“I must share that the business of animation is driven by passion, be it in India or any other place in the world. In my visits to studios in Japan, Hong Kong, Singapore or even in the UK and France, what I have observed is that the creative artist gets a lot of respect. The kind of adulation and attention that â€?The Bad Eggâ€? director got in Japan at Digicon needed to be seen to be believed”
“Again when it comes to places like China and Singapore, the local governments are spending a lot of money to ensure that the environment is conducive to the business and production of animation. They are also very aggressive when it comes to marketing their studios collectively in the international arena” he added.
“Respect for the artists, Government support and a strong local market is what we need to imbibe from these destinations” shared Gurnani adding that, “I see most of these destinations, not as competition but as future collaborators and vendors as India moves up the value chain”
“Look at Japan, thanks to its local market, the self sufficiency not only makes it create great original regional content, but Anime and Manga have become cult genres across the world” he further went on.
After the round of discussion on International Competitiveness, session chair Kulkarni next steered the talk to internal competitiveness. He shared some of his statistics charts which listed seven Indian hubs and their infrastructure and manpower index. On being asked to pick their city of choice to open a studio in, the panelists unanimously agreed that, “The most essential part of a studio is talent and where the largest available talent resource pool is, there the studios will open”
“We are the only fortunate country in the world which has so many animation production and development destinations. This should motivate us further to collaborate and tap and hone the depth of raw talent from every nook and corner of India” he added.
On being asked by Kulkarni, wether the increasing reports on original content development in India by a leading vortal and Industry media vehicle, would affect the service work inflow?, AnimationXpress Anand Gurnani replied, “I guess the world is glad to note that one of its favorite outsourcing destinations is moving up the value chain and now in addition to their regular production work, in a couple of yearâ€?s time they can look at India as a hub for collaboration on development, pre production as well as post production work too”
Giving their parting shots, the panelists shared what they thought was needed to be done.
GreenGoldâ€?s Chilakalapudi commented on how the Animation Industry needed incentives akin to what the Software and IT industry were getting in India. “I belive that India has the potential of becoming one of the top three Animation destinations in the world, for that we need some policy support as well as incentives akin that given to the software industry. There are so many countries who do not have as much potential as India has, yet those countries are going ahead due to government support. We need to be given a Tax Holiday and some exemptions on import duty must come into place. This would spur investments in the Animation Arena as Return on Investments becomes higher”
MELâ€?s Jai Natarajan shared, “The only thing that we need to focus on is Quality, Quality and Quality. Everything else will come into place if we focus on quality”
And the entire panel gave Jai a â€?thumbs upâ€? signal, they agreed unanimously with him.
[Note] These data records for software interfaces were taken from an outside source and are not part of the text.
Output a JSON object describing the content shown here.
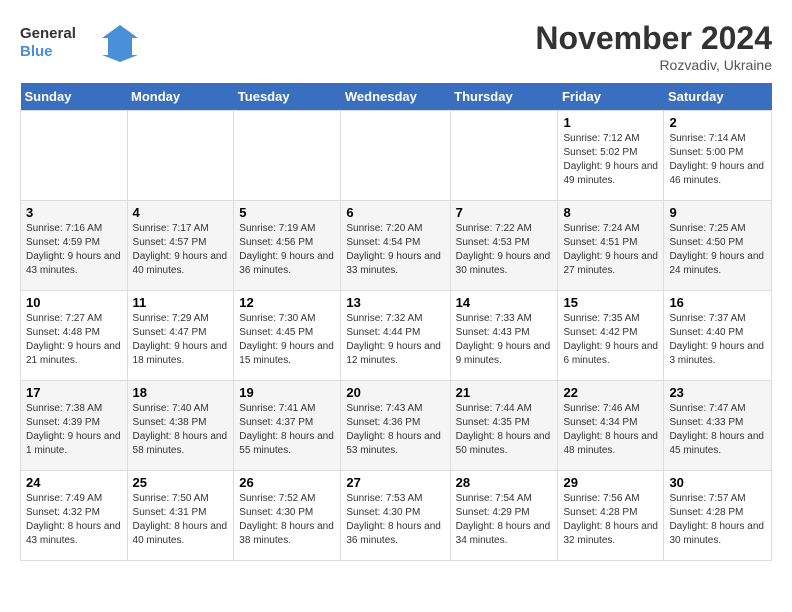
{
  "logo": {
    "line1": "General",
    "line2": "Blue"
  },
  "title": "November 2024",
  "subtitle": "Rozvadiv, Ukraine",
  "days_of_week": [
    "Sunday",
    "Monday",
    "Tuesday",
    "Wednesday",
    "Thursday",
    "Friday",
    "Saturday"
  ],
  "weeks": [
    [
      {
        "day": "",
        "info": ""
      },
      {
        "day": "",
        "info": ""
      },
      {
        "day": "",
        "info": ""
      },
      {
        "day": "",
        "info": ""
      },
      {
        "day": "",
        "info": ""
      },
      {
        "day": "1",
        "info": "Sunrise: 7:12 AM\nSunset: 5:02 PM\nDaylight: 9 hours and 49 minutes."
      },
      {
        "day": "2",
        "info": "Sunrise: 7:14 AM\nSunset: 5:00 PM\nDaylight: 9 hours and 46 minutes."
      }
    ],
    [
      {
        "day": "3",
        "info": "Sunrise: 7:16 AM\nSunset: 4:59 PM\nDaylight: 9 hours and 43 minutes."
      },
      {
        "day": "4",
        "info": "Sunrise: 7:17 AM\nSunset: 4:57 PM\nDaylight: 9 hours and 40 minutes."
      },
      {
        "day": "5",
        "info": "Sunrise: 7:19 AM\nSunset: 4:56 PM\nDaylight: 9 hours and 36 minutes."
      },
      {
        "day": "6",
        "info": "Sunrise: 7:20 AM\nSunset: 4:54 PM\nDaylight: 9 hours and 33 minutes."
      },
      {
        "day": "7",
        "info": "Sunrise: 7:22 AM\nSunset: 4:53 PM\nDaylight: 9 hours and 30 minutes."
      },
      {
        "day": "8",
        "info": "Sunrise: 7:24 AM\nSunset: 4:51 PM\nDaylight: 9 hours and 27 minutes."
      },
      {
        "day": "9",
        "info": "Sunrise: 7:25 AM\nSunset: 4:50 PM\nDaylight: 9 hours and 24 minutes."
      }
    ],
    [
      {
        "day": "10",
        "info": "Sunrise: 7:27 AM\nSunset: 4:48 PM\nDaylight: 9 hours and 21 minutes."
      },
      {
        "day": "11",
        "info": "Sunrise: 7:29 AM\nSunset: 4:47 PM\nDaylight: 9 hours and 18 minutes."
      },
      {
        "day": "12",
        "info": "Sunrise: 7:30 AM\nSunset: 4:45 PM\nDaylight: 9 hours and 15 minutes."
      },
      {
        "day": "13",
        "info": "Sunrise: 7:32 AM\nSunset: 4:44 PM\nDaylight: 9 hours and 12 minutes."
      },
      {
        "day": "14",
        "info": "Sunrise: 7:33 AM\nSunset: 4:43 PM\nDaylight: 9 hours and 9 minutes."
      },
      {
        "day": "15",
        "info": "Sunrise: 7:35 AM\nSunset: 4:42 PM\nDaylight: 9 hours and 6 minutes."
      },
      {
        "day": "16",
        "info": "Sunrise: 7:37 AM\nSunset: 4:40 PM\nDaylight: 9 hours and 3 minutes."
      }
    ],
    [
      {
        "day": "17",
        "info": "Sunrise: 7:38 AM\nSunset: 4:39 PM\nDaylight: 9 hours and 1 minute."
      },
      {
        "day": "18",
        "info": "Sunrise: 7:40 AM\nSunset: 4:38 PM\nDaylight: 8 hours and 58 minutes."
      },
      {
        "day": "19",
        "info": "Sunrise: 7:41 AM\nSunset: 4:37 PM\nDaylight: 8 hours and 55 minutes."
      },
      {
        "day": "20",
        "info": "Sunrise: 7:43 AM\nSunset: 4:36 PM\nDaylight: 8 hours and 53 minutes."
      },
      {
        "day": "21",
        "info": "Sunrise: 7:44 AM\nSunset: 4:35 PM\nDaylight: 8 hours and 50 minutes."
      },
      {
        "day": "22",
        "info": "Sunrise: 7:46 AM\nSunset: 4:34 PM\nDaylight: 8 hours and 48 minutes."
      },
      {
        "day": "23",
        "info": "Sunrise: 7:47 AM\nSunset: 4:33 PM\nDaylight: 8 hours and 45 minutes."
      }
    ],
    [
      {
        "day": "24",
        "info": "Sunrise: 7:49 AM\nSunset: 4:32 PM\nDaylight: 8 hours and 43 minutes."
      },
      {
        "day": "25",
        "info": "Sunrise: 7:50 AM\nSunset: 4:31 PM\nDaylight: 8 hours and 40 minutes."
      },
      {
        "day": "26",
        "info": "Sunrise: 7:52 AM\nSunset: 4:30 PM\nDaylight: 8 hours and 38 minutes."
      },
      {
        "day": "27",
        "info": "Sunrise: 7:53 AM\nSunset: 4:30 PM\nDaylight: 8 hours and 36 minutes."
      },
      {
        "day": "28",
        "info": "Sunrise: 7:54 AM\nSunset: 4:29 PM\nDaylight: 8 hours and 34 minutes."
      },
      {
        "day": "29",
        "info": "Sunrise: 7:56 AM\nSunset: 4:28 PM\nDaylight: 8 hours and 32 minutes."
      },
      {
        "day": "30",
        "info": "Sunrise: 7:57 AM\nSunset: 4:28 PM\nDaylight: 8 hours and 30 minutes."
      }
    ]
  ]
}
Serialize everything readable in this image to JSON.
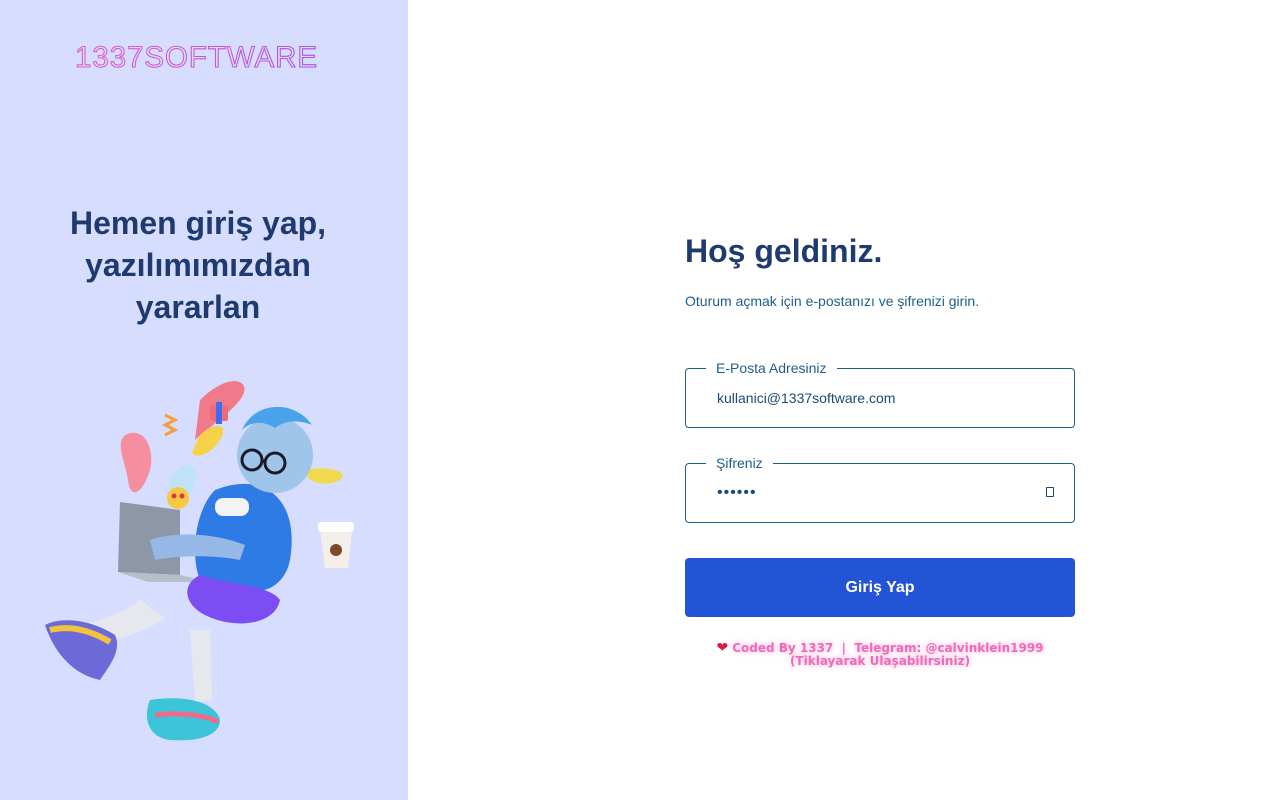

Letâ€?s focus on the quality of what we do and all the competencies will evolve.
Yes maybe Government support and Industry Academia interaction with some forward thinking initiatives being announced and implemented would help too. And a sharp focus and initiatives on developing the domestic market as well.
These things it seems are on their way, and time will definitely tell!